▸ HOW TO COMPLETE THIS TASK
Each record should appear again in the response exactly as it does in the original.

Dataset excerpts
■ ■ ■
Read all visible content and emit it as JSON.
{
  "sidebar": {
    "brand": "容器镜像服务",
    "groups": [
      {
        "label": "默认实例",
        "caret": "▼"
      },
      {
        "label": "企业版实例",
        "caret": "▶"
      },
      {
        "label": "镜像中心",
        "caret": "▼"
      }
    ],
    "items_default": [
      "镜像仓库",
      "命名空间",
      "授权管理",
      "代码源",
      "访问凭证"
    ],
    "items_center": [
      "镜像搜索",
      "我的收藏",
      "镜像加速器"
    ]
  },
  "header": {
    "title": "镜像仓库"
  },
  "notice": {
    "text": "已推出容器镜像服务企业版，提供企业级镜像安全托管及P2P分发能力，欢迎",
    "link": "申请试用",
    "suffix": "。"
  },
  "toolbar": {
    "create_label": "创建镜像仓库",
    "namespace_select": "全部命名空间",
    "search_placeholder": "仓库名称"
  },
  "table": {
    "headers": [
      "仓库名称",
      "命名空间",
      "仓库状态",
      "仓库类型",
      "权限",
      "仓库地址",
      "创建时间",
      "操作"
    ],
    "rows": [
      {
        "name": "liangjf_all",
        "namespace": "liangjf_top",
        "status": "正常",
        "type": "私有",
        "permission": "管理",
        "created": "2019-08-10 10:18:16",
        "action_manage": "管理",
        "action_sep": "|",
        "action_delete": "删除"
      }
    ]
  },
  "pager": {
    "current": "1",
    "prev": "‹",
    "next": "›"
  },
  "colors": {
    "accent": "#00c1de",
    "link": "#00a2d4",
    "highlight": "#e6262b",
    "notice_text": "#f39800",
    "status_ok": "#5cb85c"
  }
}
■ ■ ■
▸ RESPONSE
Read all visible content and emit it as JSON.
{
  "sidebar": {
    "brand": "容器镜像服务",
    "groups": [
      {
        "label": "默认实例",
        "caret": "▼"
      },
      {
        "label": "企业版实例",
        "caret": "▶"
      },
      {
        "label": "镜像中心",
        "caret": "▼"
      }
    ],
    "items_default": [
      "镜像仓库",
      "命名空间",
      "授权管理",
      "代码源",
      "访问凭证"
    ],
    "items_center": [
      "镜像搜索",
      "我的收藏",
      "镜像加速器"
    ]
  },
  "header": {
    "title": "镜像仓库"
  },
  "notice": {
    "text": "已推出容器镜像服务企业版，提供企业级镜像安全托管及P2P分发能力，欢迎",
    "link": "申请试用",
    "suffix": "。"
  },
  "toolbar": {
    "create_label": "创建镜像仓库",
    "namespace_select": "全部命名空间",
    "search_placeholder": "仓库名称"
  },
  "table": {
    "headers": [
      "仓库名称",
      "命名空间",
      "仓库状态",
      "仓库类型",
      "权限",
      "仓库地址",
      "创建时间",
      "操作"
    ],
    "rows": [
      {
        "name": "liangjf_all",
        "namespace": "liangjf_top",
        "status": "正常",
        "type": "私有",
        "permission": "管理",
        "created": "2019-08-10 10:18:16",
        "action_manage": "管理",
        "action_sep": "|",
        "action_delete": "删除"
      }
    ]
  },
  "pager": {
    "current": "1",
    "prev": "‹",
    "next": "›"
  },
  "colors": {
    "accent": "#00c1de",
    "link": "#00a2d4",
    "highlight": "#e6262b",
    "notice_text": "#f39800",
    "status_ok": "#5cb85c"
  }
}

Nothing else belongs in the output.